The world is progressing, and people are becoming more accepting of the LGBTQ+ community. That is proved by Madison and other cities that earned a perfect score on LGBTQ+ inclusiveness.
Every year, the biggest and national supporter of the LGBTQ+ community, the Human Right Campaign, issues scores to different cities of the USA on how they behave with the LGBTQ community of their cities. And from them, Madison comes at the top position.
According To The LGBTQ+ Inclusion Scale, Madison Receives A Perfect Score
Every year, the campaign expands its selection criteria to include more cities. The legislative Council of the Human Rights Campaigns said:
Not only Madison but other cities and around 120 cities have passed with perfect scores such as Milwaukee, Racine (for the first time), Rockford, and others have also passed with flying colors. Kenosha is among the cities that scored lowest with 51 scores. Other regional cities have also done great such as Green Bay scoring 90, Appleton scoring 93, Dubuque having a scorecard with 95 scores and others. However, Madison is the only Wisconsin city that has scored a hundred out of a hundred.
The number of cities with HRC best scores rose from 110 in the 2021 index and just 11 in its inaugural year, 2012. The striking improvements have been since the beginning of the Municipal index and also an increase in extremist-led anti-LGBTQ+ rhetoric and legislation.
The Human Rights Campaign, the LGBTQ+ civil rights organization in the United States, looks at some criteria to determine scores and rank cities across the country in its annual Municipal Equality Index.

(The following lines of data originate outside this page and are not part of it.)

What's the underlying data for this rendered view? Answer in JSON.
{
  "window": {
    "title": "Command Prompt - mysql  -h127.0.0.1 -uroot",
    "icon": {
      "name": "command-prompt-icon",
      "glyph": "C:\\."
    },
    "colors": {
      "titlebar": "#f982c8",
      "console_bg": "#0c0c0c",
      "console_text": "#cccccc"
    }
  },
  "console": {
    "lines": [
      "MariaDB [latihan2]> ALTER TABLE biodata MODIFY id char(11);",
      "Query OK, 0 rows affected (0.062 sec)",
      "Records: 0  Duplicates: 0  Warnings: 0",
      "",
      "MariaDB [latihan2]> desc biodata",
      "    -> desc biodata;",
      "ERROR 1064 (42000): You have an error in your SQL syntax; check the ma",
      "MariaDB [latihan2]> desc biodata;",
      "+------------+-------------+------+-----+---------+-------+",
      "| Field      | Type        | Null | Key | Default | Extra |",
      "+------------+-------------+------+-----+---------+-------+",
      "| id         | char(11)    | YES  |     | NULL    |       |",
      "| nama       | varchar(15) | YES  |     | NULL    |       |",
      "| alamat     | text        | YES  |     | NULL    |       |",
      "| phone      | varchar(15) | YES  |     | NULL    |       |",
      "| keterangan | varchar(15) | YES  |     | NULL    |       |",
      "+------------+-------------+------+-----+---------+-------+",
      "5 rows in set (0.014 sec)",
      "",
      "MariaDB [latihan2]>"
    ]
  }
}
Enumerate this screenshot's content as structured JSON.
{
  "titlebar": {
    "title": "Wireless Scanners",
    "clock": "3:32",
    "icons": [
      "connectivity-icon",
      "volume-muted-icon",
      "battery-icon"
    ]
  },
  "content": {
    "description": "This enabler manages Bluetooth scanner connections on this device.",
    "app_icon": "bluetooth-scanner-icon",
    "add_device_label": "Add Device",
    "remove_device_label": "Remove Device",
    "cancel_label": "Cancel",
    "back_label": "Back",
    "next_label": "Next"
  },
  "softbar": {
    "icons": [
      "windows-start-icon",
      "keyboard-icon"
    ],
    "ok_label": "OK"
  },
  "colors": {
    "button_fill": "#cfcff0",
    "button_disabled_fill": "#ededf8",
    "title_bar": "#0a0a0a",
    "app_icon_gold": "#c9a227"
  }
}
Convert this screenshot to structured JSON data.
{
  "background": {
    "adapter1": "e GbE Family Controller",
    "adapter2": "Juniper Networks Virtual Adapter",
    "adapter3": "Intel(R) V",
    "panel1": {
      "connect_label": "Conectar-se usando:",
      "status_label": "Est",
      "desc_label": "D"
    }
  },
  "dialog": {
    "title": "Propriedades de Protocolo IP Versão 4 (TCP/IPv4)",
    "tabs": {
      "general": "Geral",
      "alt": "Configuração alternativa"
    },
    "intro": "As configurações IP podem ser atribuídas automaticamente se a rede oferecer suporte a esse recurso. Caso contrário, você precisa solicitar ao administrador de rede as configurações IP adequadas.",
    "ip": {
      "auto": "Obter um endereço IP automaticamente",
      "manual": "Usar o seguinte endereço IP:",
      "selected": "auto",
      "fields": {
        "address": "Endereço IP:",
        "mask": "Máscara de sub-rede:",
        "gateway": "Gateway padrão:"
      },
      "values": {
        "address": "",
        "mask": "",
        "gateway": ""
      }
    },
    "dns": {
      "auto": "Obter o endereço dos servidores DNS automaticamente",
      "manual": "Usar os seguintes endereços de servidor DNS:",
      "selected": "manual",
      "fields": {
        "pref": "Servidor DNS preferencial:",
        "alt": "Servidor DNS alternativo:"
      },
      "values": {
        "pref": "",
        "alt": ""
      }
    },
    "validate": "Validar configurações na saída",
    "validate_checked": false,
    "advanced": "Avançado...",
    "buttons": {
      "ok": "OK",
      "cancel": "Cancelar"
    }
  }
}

The main five criteria are nondiscrimination laws, equal employment opportunity, municipal services, law enforcement, and the city’s relationship with the overall community.
Steve Starkey, the executive director for OutReach, a Madison-based LGBTQ+ advocacy organization, stated his views on Madison’s perfect scores that with a long history of working to include specifically the LGBTQ community, Madison should be in its current category. In addition, he also pointed out that there is still a lot of work left to do and needs more improvement.
The Municipal Equality Index report did find the requirement for improvement in Madison in some sectors, specifically homelessness and the transgender community. Homeless transgender people often without a place to sleep, and resources to get on their feet. However, Madison has tried to tackle these challenges and problems by using a HUD grant to fund groups like Outreach to lead the charge.
Starkey also stated the solution for better improvement is that strong changes must come from the state and federal levels. He said that laws protecting LGBTQ people vary from city to city and country to country and state to state, making it difficult for LGBTQ people to feel safe.
The 2022 Municipal Equality Index has rated 506 cities in total, consisting of 200 largest cities, all state capitals, the five largest cities in each state, and the cities home to each state’s two largest public universities. Also, all the small, medium, and large cities with the highest proportion of homosexual couples and some cities selected by HRC and Equality Federation state groups members, and having overlapping between these categories.
The Index has reported that there is an increase from 181 in 2021 to 187 cities in 2022 having transgender-inclusive health care benefits for municipal employees and a jump in the average score of the national city from 67 to 68. The data showed that almost every city in the country saw a higher average score than last year.
Health care is also provided to transgender students through Unversity Health Services, which is important to continue to educate the university community.
I've been writing about LGBTQ issues for more than a decade as a journalist and content writer. I write about things that you care about. LGBTQ+ issues and intersectional topics, such as harmful stories about gender, sexuality, and other identities on the margins of society, I also write about mental health, social justice, and other things. I identify as queer, I'm asexual, I have HIV, and I just became a parent.